“If I could pick any other occupation to try,” says Diane Schoemperlen, “I would be a visual artist.” Known for her highly original experiments with form, Diane has been exploring the relationship of words to images ever since the 1984 release of her first book, Double Exposures, which combined family photographs with text.
Since then, she has published four critically acclaimed books of short fiction and three novels—one of which, In the Language of Love, uses the 100 stimulus words of the standard psychological Word Association Test to tell the life story of a collage artist. In doing research on that art form for the novel, Diane became more and more interested in making collages herself; she has been making them intermittently ever since.

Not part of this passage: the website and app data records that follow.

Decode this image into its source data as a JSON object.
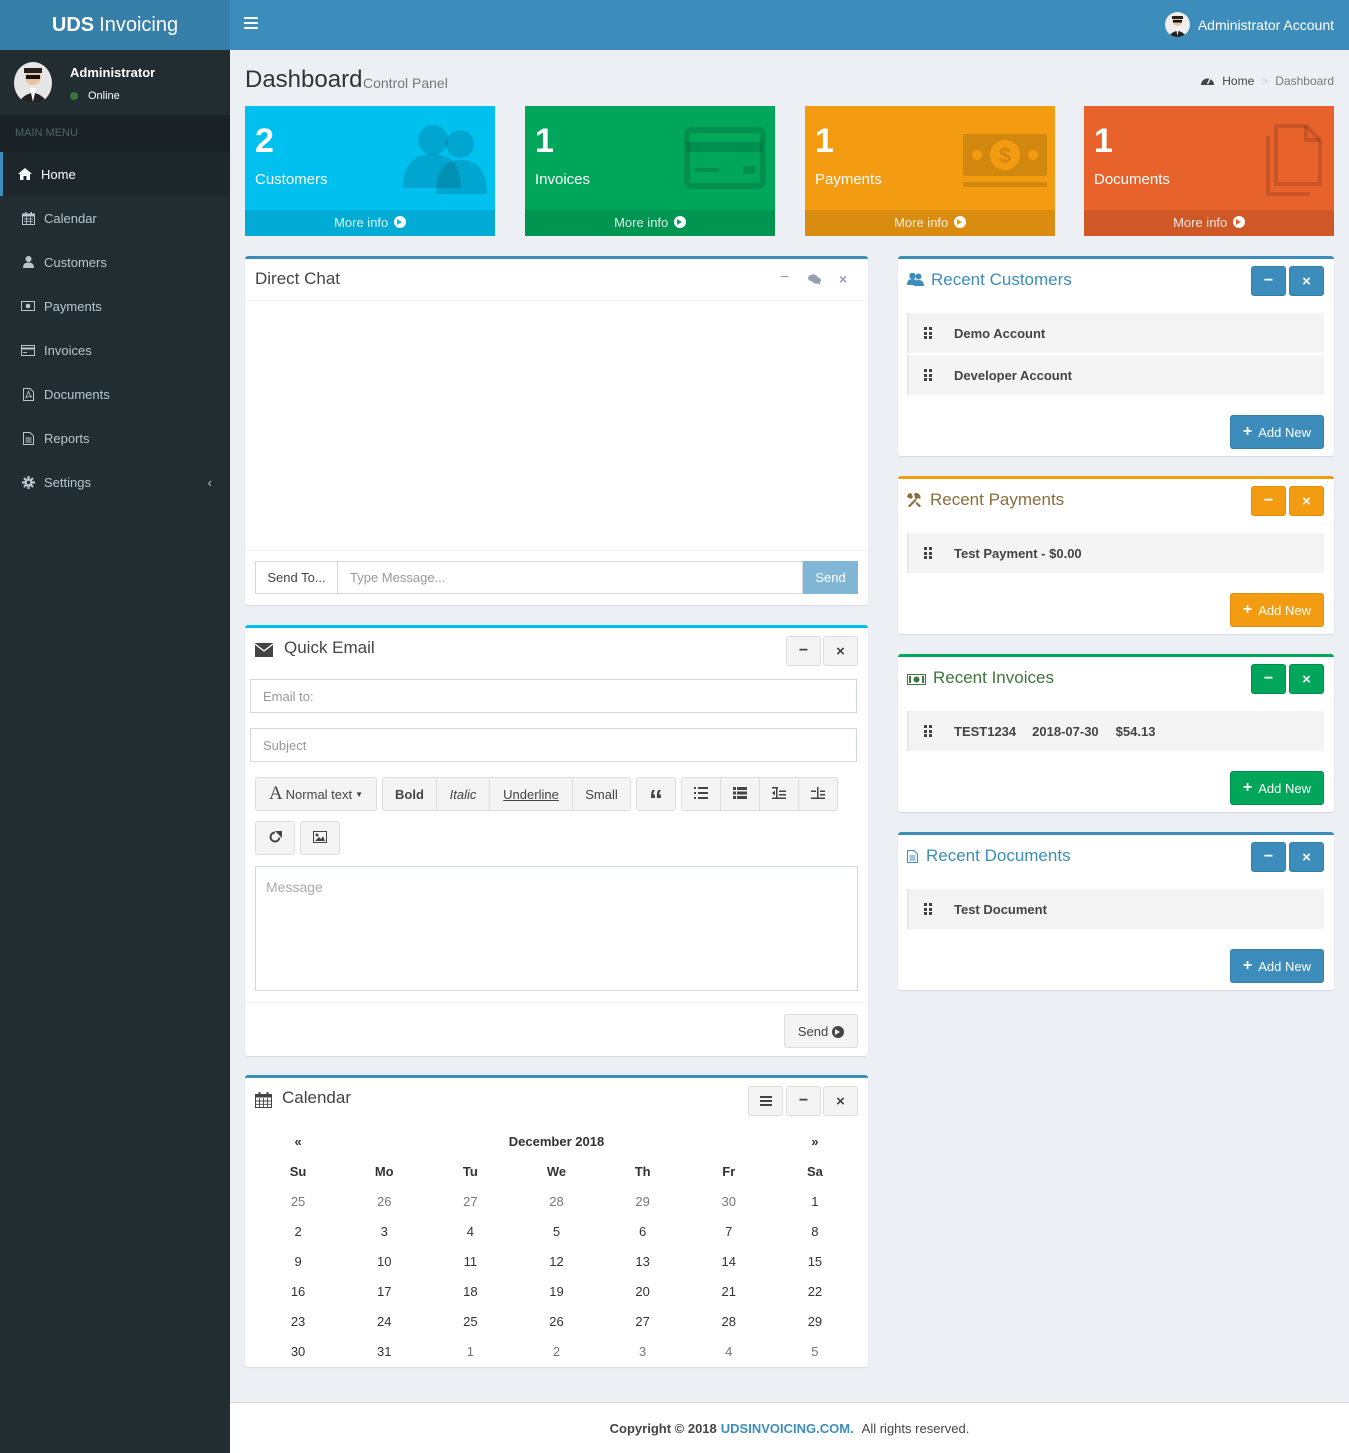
{
  "app": {
    "logo_bold": "UDS",
    "logo_rest": "Invoicing"
  },
  "header": {
    "account_label": "Administrator Account"
  },
  "sidebar": {
    "user_name": "Administrator",
    "user_status": "Online",
    "menu_header": "MAIN MENU",
    "items": [
      {
        "label": "Home",
        "icon": "home-icon"
      },
      {
        "label": "Calendar",
        "icon": "calendar-icon"
      },
      {
        "label": "Customers",
        "icon": "user-icon"
      },
      {
        "label": "Payments",
        "icon": "money-icon"
      },
      {
        "label": "Invoices",
        "icon": "credit-card-icon"
      },
      {
        "label": "Documents",
        "icon": "pdf-file-icon"
      },
      {
        "label": "Reports",
        "icon": "file-text-icon"
      },
      {
        "label": "Settings",
        "icon": "gear-icon"
      }
    ]
  },
  "page": {
    "title": "Dashboard",
    "subtitle": "Control Panel"
  },
  "breadcrumb": {
    "home": "Home",
    "current": "Dashboard"
  },
  "stats": [
    {
      "count": "2",
      "label": "Customers",
      "more": "More info",
      "color": "#00c0ef"
    },
    {
      "count": "1",
      "label": "Invoices",
      "more": "More info",
      "color": "#00a65a"
    },
    {
      "count": "1",
      "label": "Payments",
      "more": "More info",
      "color": "#f39c12"
    },
    {
      "count": "1",
      "label": "Documents",
      "more": "More info",
      "color": "#e8622c"
    }
  ],
  "direct_chat": {
    "title": "Direct Chat",
    "send_to": "Send To...",
    "placeholder": "Type Message...",
    "send": "Send"
  },
  "quick_email": {
    "title": "Quick Email",
    "email_to_placeholder": "Email to:",
    "subject_placeholder": "Subject",
    "toolbar": {
      "normal_text": "Normal text",
      "bold": "Bold",
      "italic": "Italic",
      "underline": "Underline",
      "small": "Small",
      "quote": "“"
    },
    "message_placeholder": "Message",
    "send": "Send"
  },
  "calendar": {
    "title": "Calendar",
    "prev": "«",
    "next": "»",
    "month": "December 2018",
    "days": [
      "Su",
      "Mo",
      "Tu",
      "We",
      "Th",
      "Fr",
      "Sa"
    ],
    "weeks": [
      [
        "25",
        "26",
        "27",
        "28",
        "29",
        "30",
        "1"
      ],
      [
        "2",
        "3",
        "4",
        "5",
        "6",
        "7",
        "8"
      ],
      [
        "9",
        "10",
        "11",
        "12",
        "13",
        "14",
        "15"
      ],
      [
        "16",
        "17",
        "18",
        "19",
        "20",
        "21",
        "22"
      ],
      [
        "23",
        "24",
        "25",
        "26",
        "27",
        "28",
        "29"
      ],
      [
        "30",
        "31",
        "1",
        "2",
        "3",
        "4",
        "5"
      ]
    ]
  },
  "recent_customers": {
    "title": "Recent Customers",
    "items": [
      "Demo Account",
      "Developer Account"
    ],
    "add": "Add New"
  },
  "recent_payments": {
    "title": "Recent Payments",
    "items": [
      "Test Payment - $0.00"
    ],
    "add": "Add New"
  },
  "recent_invoices": {
    "title": "Recent Invoices",
    "items": [
      {
        "number": "TEST1234",
        "date": "2018-07-30",
        "amount": "$54.13"
      }
    ],
    "add": "Add New"
  },
  "recent_documents": {
    "title": "Recent Documents",
    "items": [
      "Test Document"
    ],
    "add": "Add New"
  },
  "footer": {
    "copyright": "Copyright © 2018",
    "site": "UDSINVOICING.COM.",
    "rights": "All rights reserved."
  }
}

Diane’s passion to understand the interaction between visual images and words eventually led to Forms of Devotion, her Governor–General’s Award winning collection of illustrated stories. Forms of Devotion has been published in the United States, Spain, Korea, and the UK, and has been adapted as a stage play and performed at Toronto’s Fringe Theatre.
Diane’s latest book, At a Loss for Words: A Post–Romantic Novel, is “a laugh– out–loud anti–love letter,” says the National Post. “As Schoemperlen holds the mirror up to us, we can’t help but see that love is always archetypal and banal at the same time.”
Born and raised in Thunder Bay, Diane also lived in Alberta before moving to Kingston. In 2008, she received the Marian Engel Award for a body of work by a writer in mid–career from the Writers’ Trust of Canada. In 2011-2012, she will be Writer in Residence at Queen’s University.